When you notice you're often unhappy at work, exhausted both physically and emotionally, and feel drained and empty, it's time to reevaluate your work life. The trick is to catch yourself before you go into full burnout. As you progress into no longer finding fun or satisfaction in your job, you must STOP and evaluate!
In "High Octane Women", Dr. Carter asks you to start with a weekend away of complete rest and rejuvenation. If you wake up on Monday tired and dreading your day, you are heading to burnout. Then try two weeks away- still feeling tired and dreading your shift?
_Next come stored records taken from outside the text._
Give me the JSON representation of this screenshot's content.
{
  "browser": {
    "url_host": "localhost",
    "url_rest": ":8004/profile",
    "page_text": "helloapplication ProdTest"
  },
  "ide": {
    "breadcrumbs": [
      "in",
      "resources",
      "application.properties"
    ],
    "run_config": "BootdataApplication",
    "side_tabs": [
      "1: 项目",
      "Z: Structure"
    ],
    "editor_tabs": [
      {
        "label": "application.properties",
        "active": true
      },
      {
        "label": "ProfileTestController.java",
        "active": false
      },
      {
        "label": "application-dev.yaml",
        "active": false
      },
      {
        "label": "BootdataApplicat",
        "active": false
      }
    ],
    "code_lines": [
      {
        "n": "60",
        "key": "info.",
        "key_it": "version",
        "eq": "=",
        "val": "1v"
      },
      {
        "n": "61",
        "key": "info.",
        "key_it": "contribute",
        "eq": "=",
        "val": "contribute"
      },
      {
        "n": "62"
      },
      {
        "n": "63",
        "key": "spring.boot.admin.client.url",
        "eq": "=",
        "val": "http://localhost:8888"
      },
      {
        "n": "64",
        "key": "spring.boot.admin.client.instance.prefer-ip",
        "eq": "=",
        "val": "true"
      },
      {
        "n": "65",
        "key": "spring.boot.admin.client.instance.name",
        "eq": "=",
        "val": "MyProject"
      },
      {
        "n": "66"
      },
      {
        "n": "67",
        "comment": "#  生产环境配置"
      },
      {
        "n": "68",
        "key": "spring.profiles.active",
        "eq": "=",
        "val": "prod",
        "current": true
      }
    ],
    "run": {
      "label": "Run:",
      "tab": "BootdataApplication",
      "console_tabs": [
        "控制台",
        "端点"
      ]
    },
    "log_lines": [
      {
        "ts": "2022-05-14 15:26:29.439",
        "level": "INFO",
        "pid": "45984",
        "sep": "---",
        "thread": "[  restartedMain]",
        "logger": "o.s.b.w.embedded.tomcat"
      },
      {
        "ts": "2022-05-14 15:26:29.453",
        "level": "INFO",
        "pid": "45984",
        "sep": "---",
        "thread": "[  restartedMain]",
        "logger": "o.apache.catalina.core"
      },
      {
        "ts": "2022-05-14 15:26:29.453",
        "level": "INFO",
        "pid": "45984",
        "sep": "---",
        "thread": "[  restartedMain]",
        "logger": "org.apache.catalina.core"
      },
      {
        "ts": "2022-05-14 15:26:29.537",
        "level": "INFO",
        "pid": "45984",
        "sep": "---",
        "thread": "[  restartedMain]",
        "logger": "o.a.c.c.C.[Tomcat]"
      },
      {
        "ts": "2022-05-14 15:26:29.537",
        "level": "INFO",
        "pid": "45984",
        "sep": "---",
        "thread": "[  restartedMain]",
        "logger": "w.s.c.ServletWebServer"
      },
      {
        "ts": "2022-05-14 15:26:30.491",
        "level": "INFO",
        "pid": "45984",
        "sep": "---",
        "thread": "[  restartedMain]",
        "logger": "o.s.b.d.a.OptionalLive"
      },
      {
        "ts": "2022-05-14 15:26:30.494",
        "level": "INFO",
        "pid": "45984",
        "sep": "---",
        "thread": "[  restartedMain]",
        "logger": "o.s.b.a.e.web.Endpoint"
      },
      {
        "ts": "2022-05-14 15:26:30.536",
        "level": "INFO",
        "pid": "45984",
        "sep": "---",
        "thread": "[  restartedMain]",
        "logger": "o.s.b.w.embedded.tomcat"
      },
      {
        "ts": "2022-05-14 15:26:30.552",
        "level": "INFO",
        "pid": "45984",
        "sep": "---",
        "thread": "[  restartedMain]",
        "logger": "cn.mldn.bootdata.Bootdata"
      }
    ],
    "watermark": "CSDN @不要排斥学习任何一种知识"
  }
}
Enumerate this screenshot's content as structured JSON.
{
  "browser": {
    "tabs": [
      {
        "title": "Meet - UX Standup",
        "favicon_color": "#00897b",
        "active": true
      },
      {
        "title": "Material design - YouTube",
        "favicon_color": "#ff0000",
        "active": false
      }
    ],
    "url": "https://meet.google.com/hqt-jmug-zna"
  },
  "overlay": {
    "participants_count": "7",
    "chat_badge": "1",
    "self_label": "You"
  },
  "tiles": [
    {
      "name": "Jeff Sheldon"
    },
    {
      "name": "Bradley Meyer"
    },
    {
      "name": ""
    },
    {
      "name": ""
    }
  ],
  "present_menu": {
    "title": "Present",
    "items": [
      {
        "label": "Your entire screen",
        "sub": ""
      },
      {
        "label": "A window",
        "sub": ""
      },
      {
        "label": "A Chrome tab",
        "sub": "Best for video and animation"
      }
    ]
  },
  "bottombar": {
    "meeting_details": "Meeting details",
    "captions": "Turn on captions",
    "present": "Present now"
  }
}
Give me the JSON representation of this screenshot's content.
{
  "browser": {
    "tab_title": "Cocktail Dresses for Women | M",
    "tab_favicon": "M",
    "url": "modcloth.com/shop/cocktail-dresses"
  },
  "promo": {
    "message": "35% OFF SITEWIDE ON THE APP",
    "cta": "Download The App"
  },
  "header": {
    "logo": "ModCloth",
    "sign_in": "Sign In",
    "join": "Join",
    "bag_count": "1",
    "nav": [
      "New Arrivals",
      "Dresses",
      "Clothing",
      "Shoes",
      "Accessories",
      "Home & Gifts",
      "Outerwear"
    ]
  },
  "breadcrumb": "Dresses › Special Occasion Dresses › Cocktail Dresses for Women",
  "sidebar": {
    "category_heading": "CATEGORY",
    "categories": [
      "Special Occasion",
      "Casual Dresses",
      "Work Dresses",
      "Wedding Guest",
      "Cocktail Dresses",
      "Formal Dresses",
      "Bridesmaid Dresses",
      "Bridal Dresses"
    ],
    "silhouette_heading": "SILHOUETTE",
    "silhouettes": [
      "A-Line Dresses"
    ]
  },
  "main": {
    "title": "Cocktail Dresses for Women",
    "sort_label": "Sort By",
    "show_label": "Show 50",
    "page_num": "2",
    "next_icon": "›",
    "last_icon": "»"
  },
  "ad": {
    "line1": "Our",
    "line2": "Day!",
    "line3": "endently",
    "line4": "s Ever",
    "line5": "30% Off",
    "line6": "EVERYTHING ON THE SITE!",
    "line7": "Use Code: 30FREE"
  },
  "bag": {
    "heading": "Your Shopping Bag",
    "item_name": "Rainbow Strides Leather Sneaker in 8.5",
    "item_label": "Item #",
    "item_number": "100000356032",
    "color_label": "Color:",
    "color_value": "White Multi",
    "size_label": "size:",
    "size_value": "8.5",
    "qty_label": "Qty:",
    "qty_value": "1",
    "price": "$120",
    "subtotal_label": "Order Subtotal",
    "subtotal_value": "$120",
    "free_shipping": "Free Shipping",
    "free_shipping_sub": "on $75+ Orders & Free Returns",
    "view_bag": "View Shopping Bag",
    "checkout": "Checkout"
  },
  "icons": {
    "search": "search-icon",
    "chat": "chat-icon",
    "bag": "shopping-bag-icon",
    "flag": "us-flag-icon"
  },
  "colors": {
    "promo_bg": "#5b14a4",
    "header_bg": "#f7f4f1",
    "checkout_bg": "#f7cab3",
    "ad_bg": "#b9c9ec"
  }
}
You, my friend, are burnt out and need to make some lifestyle changes.
If you might be heading for burnout, or are taking up residence there, here are some simple suggestions:
Renew your commitment to your job
1. Take some new classes in your field.
2. Freshen up your office.
3. Read books related to your job interests and gather with likeminded individuals.
4. Think about advancement or relocation.
Re-Energize yourself and your life
1. Take yoga, kickboxing or a cooking class; find your hobby or something you are passionate about.
2. Energize yourself so you are filled with positive energy. Give back to yourself all that you give out in a day's work.
If you are living a fun exciting life out of work, then that feeling can carry over and carry you through your job, especially if you are stuck in a less than desirable employment situation.
After trying the above two steps and you still feel no ZEST for your job, then it's definitely time to:
Re-evaluate your position or occupation
• Is this the right job for you?
• The right profession?
• Is there something much deeper going on for you?
• Maybe this was once a great fit but for whatever reason, it is no longer a great fit.
• Are you working with someone whose attitude sours the entire department? Or is that sour person you?
And remember, although burnout carries with it a negative vibe, Dr. Dina Glouberman in her book, "The Joy of Burnout" describes burnout in this unique way:
"Burnout is so powerfully transformative that it appears to be a signal not of failure, but of a challenge to create a new way of life. In fact, burnout is probably the best thing that ever happened to us."
A new direction. A new way of life. All yours for the taking. Grab it and move forward.